  12. Nair, R., & Maseeh, A. (2012). Vitamin D: The “sunshine” vitamin. Journal of Pharmacology & Pharmacotherapeutics, 3(2), 118.
  13. Chin, K., Appel, L. J., & Michos, E. D. (2017). Vitamin D, calcium, and cardiovascular disease: a “D” vantageous or “D” etrimental? An era of uncertainty. Current Atherosclerosis Reports, 19(1), 5.
  14. Vanga, S. R., Good, M., Howard, P. A., & Vacek, J. L. (2010). Role of vitamin D in cardiovascular health. The American Journal of Cardiology, 106(6), 798-805.
  15. Khan, S. U., Khan, M. U., Riaz, H., Valavoor, S., Zhao, D., Vaughan, L., … & Murad, M. H. (2019). Effects of nutritional supplements and dietary interventions on cardiovascular outcomes: an umbrella review and evidence map. Annals of Internal Medicine, 171(3), 190-198.
  16. Martineau AR, Jolliffe DA, Hooper RL, Greenberg L, Aloia JF, Bergman P, Dubnov-Raz G, Esposito S, Ganmaa D, Ginde AA, Goodall EC. Vitamin D supplementation to prevent acute respiratory tract infections: systematic review and meta-analysis of individual participant data. BMJ. 2017; 356.
  17. The Scientist. Trials Seek to Answer if Vitamin D Could Help in COVID-19. https://www.the-scientist.com/news-opinion/trials-seek-to-answer-if-vitamin-d-could-help-in-covid-19-67817. August 2020. 
  18. Jackson, R. D., LaCroix, A. Z., Gass, M., Wallace, R. B., Robbins, J., Lewis, C. E., … & Bonds, D. E. (2006). Calcium plus vitamin D supplementation and the risk of fractures. New England Journal of Medicine, 354(7), 669-683.

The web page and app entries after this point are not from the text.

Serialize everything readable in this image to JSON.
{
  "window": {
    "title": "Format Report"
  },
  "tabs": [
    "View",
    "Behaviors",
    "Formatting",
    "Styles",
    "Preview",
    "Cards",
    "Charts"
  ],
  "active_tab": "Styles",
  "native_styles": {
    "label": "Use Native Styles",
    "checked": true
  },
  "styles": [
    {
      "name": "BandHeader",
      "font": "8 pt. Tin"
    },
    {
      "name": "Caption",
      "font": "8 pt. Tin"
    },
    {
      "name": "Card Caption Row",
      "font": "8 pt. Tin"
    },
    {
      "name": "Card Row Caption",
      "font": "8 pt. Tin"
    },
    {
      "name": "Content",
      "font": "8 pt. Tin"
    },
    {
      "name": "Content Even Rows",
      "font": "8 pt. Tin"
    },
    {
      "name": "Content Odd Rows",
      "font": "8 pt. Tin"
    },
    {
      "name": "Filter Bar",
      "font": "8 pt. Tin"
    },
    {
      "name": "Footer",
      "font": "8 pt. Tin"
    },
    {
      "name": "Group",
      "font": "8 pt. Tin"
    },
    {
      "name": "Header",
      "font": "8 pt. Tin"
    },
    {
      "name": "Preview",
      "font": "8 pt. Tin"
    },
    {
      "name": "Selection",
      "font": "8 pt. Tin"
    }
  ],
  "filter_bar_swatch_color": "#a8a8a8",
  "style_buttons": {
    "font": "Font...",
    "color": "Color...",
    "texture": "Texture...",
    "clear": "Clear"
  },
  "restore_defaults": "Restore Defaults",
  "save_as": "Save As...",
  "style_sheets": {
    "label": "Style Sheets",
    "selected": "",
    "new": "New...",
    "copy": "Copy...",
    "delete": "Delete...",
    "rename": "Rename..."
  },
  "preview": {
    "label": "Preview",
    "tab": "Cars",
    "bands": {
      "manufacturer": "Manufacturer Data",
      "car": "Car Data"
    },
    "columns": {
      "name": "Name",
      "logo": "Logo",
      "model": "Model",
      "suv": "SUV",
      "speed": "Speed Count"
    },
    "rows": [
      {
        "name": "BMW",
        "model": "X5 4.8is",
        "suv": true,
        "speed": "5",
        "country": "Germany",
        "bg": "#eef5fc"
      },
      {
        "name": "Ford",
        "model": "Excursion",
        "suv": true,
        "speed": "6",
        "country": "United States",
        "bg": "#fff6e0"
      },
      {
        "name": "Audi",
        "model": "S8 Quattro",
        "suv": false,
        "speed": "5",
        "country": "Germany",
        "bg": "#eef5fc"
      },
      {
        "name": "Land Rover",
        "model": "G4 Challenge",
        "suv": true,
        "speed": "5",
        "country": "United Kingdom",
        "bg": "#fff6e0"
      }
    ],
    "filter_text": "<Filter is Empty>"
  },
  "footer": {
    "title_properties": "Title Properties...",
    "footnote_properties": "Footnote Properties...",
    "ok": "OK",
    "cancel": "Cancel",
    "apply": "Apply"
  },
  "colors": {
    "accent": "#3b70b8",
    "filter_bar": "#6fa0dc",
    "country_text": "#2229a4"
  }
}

  19. Moyer, V. A. (2014). Vitamin, mineral, and multivitamin supplements for the primary prevention of cardiovascular disease and cancer: US Preventive Services Task Force recommendation statement. Annals of Internal Medicine, 160(8), 558-564.
  20. Harvard Health Publishing. Harvard Medical School. Taking too much vitamin D can cloud its benefits and create health risks. health.harvard.edu. https://www.health.harvard.edu/staying-healthy/taking-too-much-vitamin-d-can-cloud-its-benefits-and-create-health-risks. Published November 2017. Updated December 2019.